Types of IRAs
Also known as a contributory IRA, this is an IRA account funded with your earnings. Depending on your income, you may be able to deduct some or all of the contribution you make to your traditional IRA. There is a limit on contributions which changes annually. For 2008, the maximum contribution is $5,000 (people age 50 and older can contribute and extra $1,000, woohoo)!
Note that the State tax IRA differently--some have rules that mimic the federal rules while other states wont allow you to deduct any of your IRA contributions (but of course, you pay no State income tax when you withdraw funds later).
The term rollover IRA usually means funds that were transferred from a company plan such as a 401k, profit sharing or pension plan.
Similar to a traditional IRA, a Roth account is funded with your after tax earnings However, no part of your Roth contributions are deductible but all withdrawals form your Roth are tax free. For most every worker, funding a Roth IRA is far superior than a traditional IRA.
For 2008, contributions up to $5,000 are allowed ($10,000 for couples), subject to phaseout between adjusted gross income of $101,000 and $116,000 for singles ($159,000 and $169,000 for joint filers). Note that for self employed, you may have a self employed retirement plan yet the same thresholds apply even if you have a SEP, 401(k) or Keogh plan (and even if your spouse is covered by a retirement plan through work of self-employment). So you can contribute the max to your SEP, 401(k) or Keogh anan additional $5,000 (or $10,000) into a Roth IRA. You may contribute an additional $1,000 as a "catch up" if you will be 50 or older at year end. So can your spouse if he or she passes the age test.
The SEP IRA is for self employed individuals and small business owners and the contribution limits are much higher than traditional or Roth IRAs. In 2008 a SEP IRA has a contribution limit of $46,000. Contributions to a SEP IRA are generally 100% tax deductible and investment earnings in a SEP IRA grow taxed deferred.
A SEP IRA has broad appeal due to its high annual contribution limits, completely discretionary and flexible annual contributions and minimal administration.

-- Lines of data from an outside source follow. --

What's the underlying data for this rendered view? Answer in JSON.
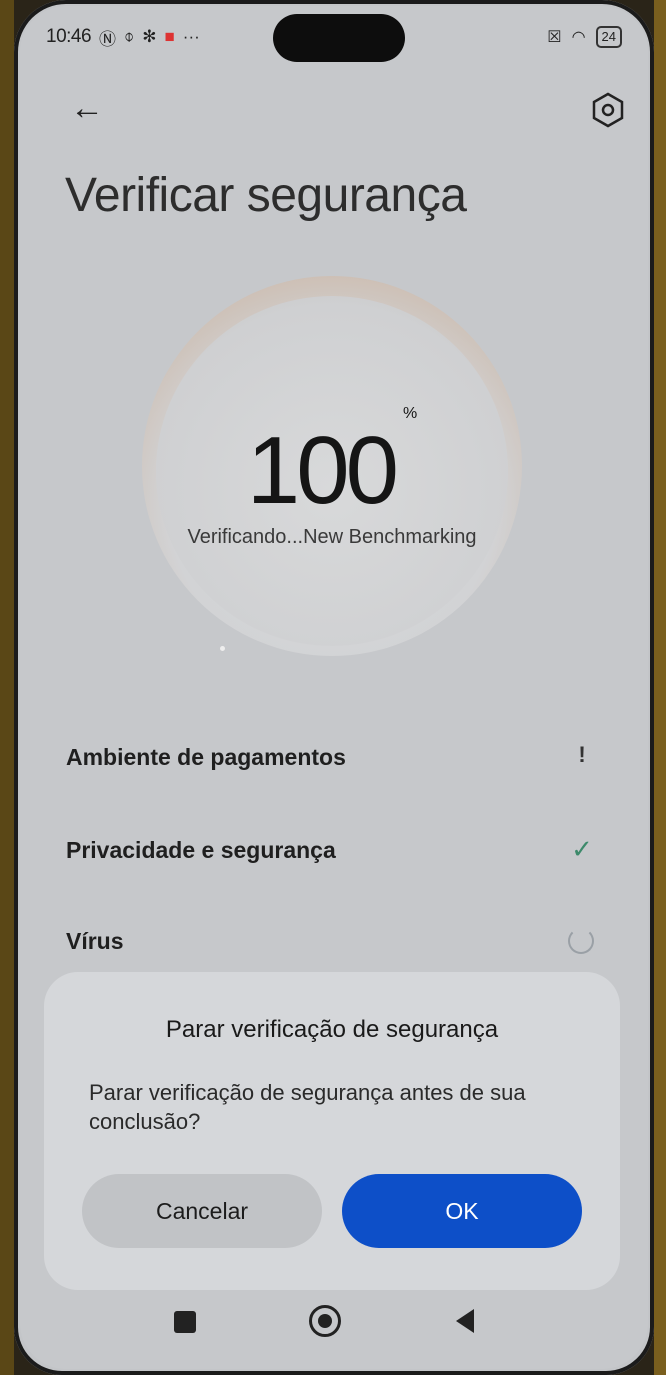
{
  "status_bar": {
    "time": "10:46",
    "battery": "24"
  },
  "header": {
    "title": "Verificar segurança"
  },
  "progress": {
    "value": "100",
    "unit": "%",
    "status_text": "Verificando...New Benchmarking"
  },
  "checks": [
    {
      "label": "Ambiente de pagamentos",
      "state": "warning",
      "icon": "exclamation-icon"
    },
    {
      "label": "Privacidade e segurança",
      "state": "done",
      "icon": "checkmark-icon"
    },
    {
      "label": "Vírus",
      "state": "in-progress",
      "icon": "spinner-icon"
    }
  ],
  "dialog": {
    "title": "Parar verificação de segurança",
    "message": "Parar verificação de segurança antes de sua conclusão?",
    "cancel_label": "Cancelar",
    "ok_label": "OK"
  },
  "colors": {
    "accent": "#0d4fc8",
    "success": "#3d8a6b",
    "ring": "#b06b40"
  }
}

SEP IRA plans can be established by a one person business or by a business owner with employees
Most frequently a SEP IRA is established by a business owner without employees and is discussed in detail below.

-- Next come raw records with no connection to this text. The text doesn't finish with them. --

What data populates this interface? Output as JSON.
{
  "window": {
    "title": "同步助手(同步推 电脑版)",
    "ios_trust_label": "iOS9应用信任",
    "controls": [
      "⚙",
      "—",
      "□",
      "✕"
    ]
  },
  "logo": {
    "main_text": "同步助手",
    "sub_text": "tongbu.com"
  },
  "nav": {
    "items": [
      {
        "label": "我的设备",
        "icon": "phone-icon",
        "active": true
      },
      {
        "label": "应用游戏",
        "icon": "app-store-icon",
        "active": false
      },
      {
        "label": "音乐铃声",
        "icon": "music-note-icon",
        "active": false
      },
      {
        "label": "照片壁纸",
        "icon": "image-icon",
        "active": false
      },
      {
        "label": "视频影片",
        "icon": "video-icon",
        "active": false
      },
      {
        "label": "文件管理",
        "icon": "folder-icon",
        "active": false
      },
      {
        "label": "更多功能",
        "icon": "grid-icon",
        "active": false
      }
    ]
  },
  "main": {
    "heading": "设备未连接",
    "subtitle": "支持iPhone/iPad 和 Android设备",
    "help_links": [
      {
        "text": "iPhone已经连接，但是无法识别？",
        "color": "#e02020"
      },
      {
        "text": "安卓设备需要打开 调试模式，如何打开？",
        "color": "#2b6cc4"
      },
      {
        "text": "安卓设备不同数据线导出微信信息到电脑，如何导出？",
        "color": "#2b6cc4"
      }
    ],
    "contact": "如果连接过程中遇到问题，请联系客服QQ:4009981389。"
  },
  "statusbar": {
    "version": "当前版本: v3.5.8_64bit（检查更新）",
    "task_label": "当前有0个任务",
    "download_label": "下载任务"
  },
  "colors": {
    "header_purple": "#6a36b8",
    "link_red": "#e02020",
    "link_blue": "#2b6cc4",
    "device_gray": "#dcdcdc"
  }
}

In special situations a SEP IRA may be an ideal retirement plan for a business owner with employees.